__ACTIVITY__
Tell me how many lines in the data include "chevron", and keep the reply to that number.

__GIVEN INFORMATION__
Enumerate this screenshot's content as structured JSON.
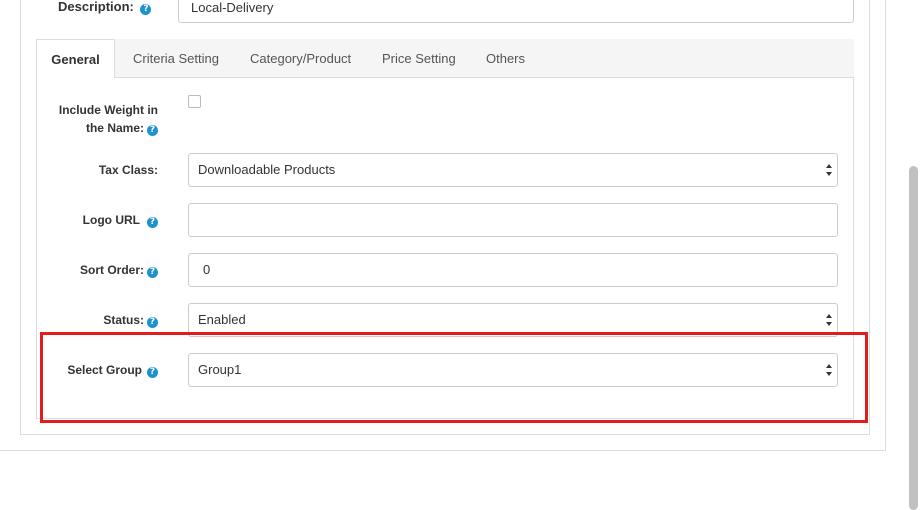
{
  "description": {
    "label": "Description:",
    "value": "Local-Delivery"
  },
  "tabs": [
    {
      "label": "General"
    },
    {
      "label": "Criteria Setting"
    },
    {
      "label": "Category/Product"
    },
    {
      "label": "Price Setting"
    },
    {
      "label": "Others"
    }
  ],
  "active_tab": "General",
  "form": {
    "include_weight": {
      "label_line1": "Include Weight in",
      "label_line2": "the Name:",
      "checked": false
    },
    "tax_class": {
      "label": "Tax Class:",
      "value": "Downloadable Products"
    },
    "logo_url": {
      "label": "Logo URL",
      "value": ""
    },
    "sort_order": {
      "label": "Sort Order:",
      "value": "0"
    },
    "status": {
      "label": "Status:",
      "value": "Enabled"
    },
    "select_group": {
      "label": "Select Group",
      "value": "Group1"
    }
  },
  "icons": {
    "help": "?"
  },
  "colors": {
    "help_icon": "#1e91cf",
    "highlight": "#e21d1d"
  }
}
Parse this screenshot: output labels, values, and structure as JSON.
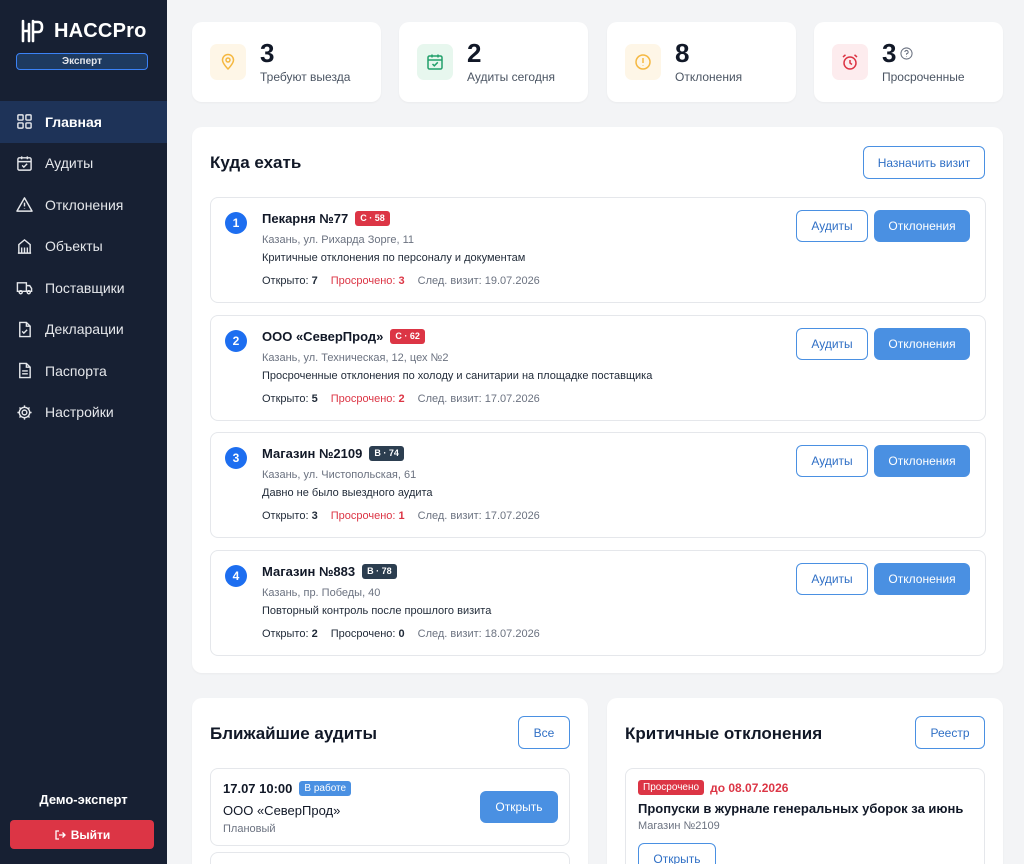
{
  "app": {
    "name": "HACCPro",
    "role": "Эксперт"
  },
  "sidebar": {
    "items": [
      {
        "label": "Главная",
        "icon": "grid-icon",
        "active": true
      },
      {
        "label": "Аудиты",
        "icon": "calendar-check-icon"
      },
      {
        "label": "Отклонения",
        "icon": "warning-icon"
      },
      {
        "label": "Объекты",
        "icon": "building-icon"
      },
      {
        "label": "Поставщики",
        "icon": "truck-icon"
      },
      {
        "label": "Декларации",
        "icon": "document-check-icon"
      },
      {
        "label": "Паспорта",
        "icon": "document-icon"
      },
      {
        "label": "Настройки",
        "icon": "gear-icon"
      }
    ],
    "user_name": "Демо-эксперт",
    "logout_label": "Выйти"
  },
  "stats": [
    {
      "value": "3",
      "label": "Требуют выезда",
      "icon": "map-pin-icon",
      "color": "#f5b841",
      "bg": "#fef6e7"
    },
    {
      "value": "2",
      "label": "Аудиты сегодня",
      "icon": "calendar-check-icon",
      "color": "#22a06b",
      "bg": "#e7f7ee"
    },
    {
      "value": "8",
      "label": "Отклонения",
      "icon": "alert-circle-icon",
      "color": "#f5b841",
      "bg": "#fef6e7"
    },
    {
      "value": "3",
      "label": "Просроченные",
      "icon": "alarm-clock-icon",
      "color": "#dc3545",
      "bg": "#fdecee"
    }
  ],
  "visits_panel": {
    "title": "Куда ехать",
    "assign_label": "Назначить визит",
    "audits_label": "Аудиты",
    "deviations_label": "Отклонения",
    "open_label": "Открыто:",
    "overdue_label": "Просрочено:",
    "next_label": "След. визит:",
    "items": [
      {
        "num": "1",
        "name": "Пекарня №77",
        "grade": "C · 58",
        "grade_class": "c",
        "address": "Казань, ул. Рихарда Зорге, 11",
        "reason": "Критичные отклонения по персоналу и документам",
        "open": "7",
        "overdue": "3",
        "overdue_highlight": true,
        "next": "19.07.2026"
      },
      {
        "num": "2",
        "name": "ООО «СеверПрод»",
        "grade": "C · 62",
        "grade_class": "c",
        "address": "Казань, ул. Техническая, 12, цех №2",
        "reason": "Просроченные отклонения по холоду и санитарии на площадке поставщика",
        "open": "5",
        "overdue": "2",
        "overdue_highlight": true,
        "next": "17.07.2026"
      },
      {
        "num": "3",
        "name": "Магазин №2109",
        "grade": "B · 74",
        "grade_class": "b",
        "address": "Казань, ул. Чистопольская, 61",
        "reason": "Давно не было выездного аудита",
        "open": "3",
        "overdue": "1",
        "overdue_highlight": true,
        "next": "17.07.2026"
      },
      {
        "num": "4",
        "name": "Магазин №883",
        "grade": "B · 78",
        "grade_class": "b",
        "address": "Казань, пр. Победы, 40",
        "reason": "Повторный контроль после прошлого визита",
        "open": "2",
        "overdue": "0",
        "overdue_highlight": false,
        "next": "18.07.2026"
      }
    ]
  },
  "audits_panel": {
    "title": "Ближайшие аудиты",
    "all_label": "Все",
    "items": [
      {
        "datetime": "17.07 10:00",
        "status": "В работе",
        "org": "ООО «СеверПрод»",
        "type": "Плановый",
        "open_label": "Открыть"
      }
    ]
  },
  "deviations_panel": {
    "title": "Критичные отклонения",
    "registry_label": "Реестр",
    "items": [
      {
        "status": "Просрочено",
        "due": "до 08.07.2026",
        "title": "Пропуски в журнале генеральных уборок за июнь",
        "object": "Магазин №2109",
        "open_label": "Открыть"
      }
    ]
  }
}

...

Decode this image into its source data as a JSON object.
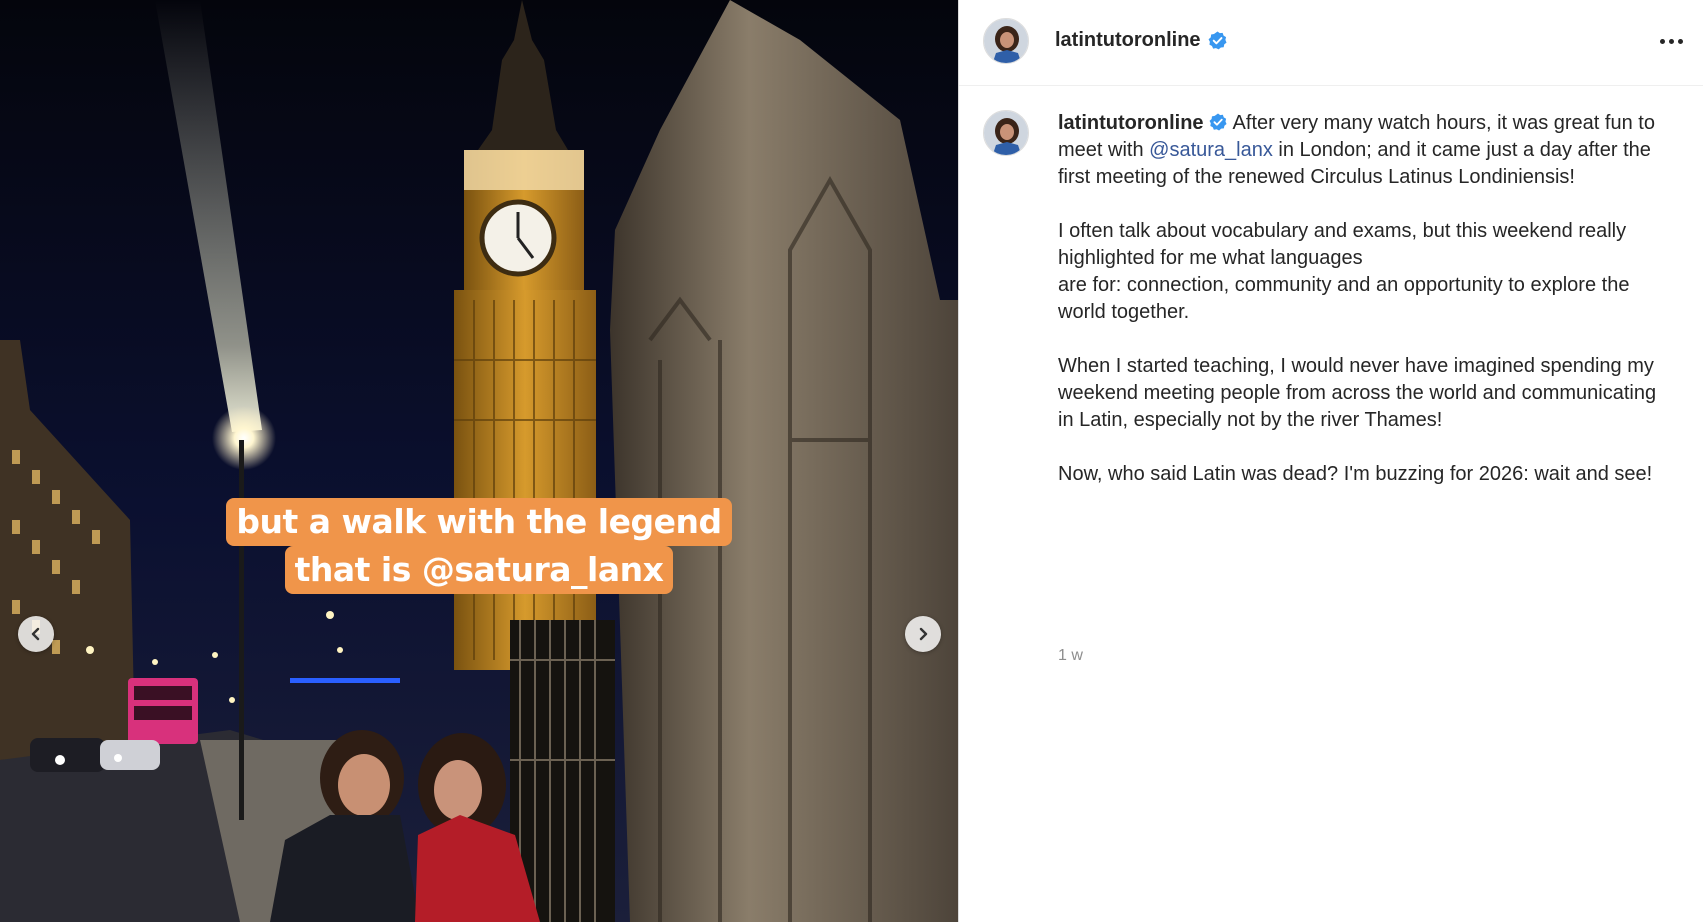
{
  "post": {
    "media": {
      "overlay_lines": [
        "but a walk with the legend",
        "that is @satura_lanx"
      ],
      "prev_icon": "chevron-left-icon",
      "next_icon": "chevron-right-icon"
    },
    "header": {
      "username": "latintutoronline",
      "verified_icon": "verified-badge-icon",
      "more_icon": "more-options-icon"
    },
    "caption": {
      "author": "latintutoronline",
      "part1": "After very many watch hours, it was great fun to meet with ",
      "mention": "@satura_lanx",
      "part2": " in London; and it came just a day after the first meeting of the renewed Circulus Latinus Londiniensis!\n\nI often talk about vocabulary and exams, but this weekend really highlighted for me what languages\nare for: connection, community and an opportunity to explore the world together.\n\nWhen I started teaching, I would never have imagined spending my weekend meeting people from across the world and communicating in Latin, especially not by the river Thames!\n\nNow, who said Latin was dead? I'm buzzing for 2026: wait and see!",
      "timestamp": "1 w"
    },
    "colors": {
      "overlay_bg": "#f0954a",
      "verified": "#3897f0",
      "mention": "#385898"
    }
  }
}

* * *

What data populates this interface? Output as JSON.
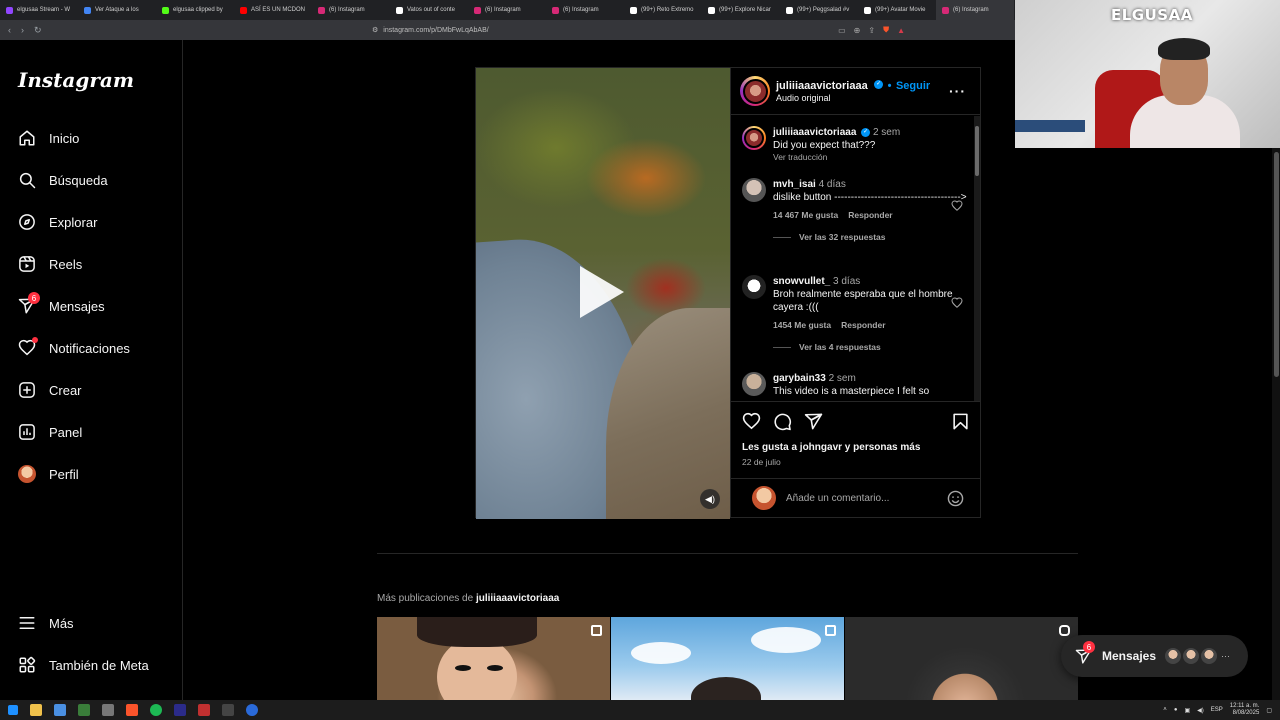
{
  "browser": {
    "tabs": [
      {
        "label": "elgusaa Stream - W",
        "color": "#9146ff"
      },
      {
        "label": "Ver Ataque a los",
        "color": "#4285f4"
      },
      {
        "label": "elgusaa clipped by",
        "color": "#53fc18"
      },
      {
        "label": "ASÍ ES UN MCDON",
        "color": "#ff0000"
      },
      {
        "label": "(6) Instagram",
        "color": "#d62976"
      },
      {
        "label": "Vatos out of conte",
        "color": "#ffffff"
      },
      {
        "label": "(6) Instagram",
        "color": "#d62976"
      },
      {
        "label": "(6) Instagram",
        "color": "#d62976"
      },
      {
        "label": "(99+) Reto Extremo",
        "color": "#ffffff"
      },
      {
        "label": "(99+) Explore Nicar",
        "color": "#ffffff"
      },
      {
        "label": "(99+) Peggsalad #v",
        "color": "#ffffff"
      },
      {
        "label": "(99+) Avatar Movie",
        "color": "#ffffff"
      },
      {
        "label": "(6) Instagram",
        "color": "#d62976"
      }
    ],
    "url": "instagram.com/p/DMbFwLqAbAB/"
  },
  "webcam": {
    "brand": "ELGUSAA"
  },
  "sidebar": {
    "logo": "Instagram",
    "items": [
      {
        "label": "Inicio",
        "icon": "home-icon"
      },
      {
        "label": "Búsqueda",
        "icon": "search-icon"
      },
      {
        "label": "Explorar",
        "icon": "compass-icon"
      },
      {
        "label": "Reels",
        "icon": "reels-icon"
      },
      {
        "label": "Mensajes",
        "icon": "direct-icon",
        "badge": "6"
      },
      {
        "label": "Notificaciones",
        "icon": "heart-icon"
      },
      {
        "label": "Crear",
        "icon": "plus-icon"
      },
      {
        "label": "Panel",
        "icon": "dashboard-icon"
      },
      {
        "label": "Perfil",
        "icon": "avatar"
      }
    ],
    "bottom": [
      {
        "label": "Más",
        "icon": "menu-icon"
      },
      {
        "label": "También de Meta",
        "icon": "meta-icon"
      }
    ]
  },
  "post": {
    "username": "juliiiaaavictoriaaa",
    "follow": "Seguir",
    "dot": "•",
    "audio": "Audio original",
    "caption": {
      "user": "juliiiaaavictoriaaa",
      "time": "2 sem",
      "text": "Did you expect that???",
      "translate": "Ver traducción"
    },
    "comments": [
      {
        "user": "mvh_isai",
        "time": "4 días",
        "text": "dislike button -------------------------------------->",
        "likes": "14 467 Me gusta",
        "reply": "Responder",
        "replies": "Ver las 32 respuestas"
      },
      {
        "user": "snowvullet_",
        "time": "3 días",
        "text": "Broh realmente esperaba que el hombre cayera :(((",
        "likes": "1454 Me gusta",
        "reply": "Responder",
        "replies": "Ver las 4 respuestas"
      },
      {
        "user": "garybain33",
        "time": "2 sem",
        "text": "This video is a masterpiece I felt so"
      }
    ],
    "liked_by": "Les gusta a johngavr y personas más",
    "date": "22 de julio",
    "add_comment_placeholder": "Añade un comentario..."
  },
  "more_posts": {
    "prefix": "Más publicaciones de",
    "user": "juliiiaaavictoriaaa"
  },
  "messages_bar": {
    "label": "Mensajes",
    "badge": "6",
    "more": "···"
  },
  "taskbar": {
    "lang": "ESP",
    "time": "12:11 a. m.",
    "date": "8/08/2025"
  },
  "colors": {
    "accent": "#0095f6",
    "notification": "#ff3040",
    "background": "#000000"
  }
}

__EXERCISE RESPONSE__
2